*** SUPPLIED DATA ***

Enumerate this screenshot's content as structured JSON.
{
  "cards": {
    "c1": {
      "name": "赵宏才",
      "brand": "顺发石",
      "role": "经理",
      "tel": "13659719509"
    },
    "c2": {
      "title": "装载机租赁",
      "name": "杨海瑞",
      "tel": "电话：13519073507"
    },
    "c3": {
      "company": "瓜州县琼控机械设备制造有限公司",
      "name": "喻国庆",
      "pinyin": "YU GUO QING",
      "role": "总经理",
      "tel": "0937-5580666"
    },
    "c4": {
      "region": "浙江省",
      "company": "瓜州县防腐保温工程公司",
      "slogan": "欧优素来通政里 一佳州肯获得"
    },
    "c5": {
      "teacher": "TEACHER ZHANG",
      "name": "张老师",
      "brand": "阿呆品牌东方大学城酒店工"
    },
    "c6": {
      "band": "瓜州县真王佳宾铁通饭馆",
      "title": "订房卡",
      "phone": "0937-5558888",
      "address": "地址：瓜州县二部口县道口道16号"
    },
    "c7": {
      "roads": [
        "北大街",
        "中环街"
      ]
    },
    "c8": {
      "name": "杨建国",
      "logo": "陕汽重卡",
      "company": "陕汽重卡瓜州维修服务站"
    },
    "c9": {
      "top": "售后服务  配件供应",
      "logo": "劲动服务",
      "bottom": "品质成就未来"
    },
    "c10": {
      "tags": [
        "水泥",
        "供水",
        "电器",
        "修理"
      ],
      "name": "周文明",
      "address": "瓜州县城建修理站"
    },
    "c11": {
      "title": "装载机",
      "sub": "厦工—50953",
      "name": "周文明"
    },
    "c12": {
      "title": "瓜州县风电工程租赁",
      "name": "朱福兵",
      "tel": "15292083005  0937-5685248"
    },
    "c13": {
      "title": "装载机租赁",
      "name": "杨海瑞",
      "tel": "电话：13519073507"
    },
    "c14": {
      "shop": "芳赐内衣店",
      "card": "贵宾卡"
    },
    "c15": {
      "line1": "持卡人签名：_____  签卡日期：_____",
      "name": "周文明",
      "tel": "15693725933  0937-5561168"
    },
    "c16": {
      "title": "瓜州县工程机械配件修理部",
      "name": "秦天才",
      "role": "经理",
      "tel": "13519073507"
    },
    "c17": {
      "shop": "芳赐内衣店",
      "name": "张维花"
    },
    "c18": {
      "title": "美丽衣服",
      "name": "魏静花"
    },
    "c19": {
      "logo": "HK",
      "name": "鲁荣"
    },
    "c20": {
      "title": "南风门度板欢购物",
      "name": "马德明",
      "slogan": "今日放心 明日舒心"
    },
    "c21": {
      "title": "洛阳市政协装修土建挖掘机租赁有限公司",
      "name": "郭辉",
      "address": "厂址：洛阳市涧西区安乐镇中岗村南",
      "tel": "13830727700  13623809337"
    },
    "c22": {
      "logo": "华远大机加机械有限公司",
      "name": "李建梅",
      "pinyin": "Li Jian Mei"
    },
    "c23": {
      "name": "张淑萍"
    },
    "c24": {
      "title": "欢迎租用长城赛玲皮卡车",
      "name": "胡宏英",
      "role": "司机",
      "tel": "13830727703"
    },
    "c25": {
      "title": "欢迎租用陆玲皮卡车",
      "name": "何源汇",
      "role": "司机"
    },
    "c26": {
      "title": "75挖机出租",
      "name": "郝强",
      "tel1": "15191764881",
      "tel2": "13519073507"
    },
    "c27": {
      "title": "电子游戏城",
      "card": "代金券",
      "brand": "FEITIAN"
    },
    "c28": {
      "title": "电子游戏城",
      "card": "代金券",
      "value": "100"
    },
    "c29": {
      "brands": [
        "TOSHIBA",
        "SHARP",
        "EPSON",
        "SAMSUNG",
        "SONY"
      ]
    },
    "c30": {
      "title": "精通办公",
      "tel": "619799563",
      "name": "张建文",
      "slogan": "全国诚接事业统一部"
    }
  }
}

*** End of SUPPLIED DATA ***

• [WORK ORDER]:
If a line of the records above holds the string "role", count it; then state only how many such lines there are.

• [RESPONSE AREA]:
5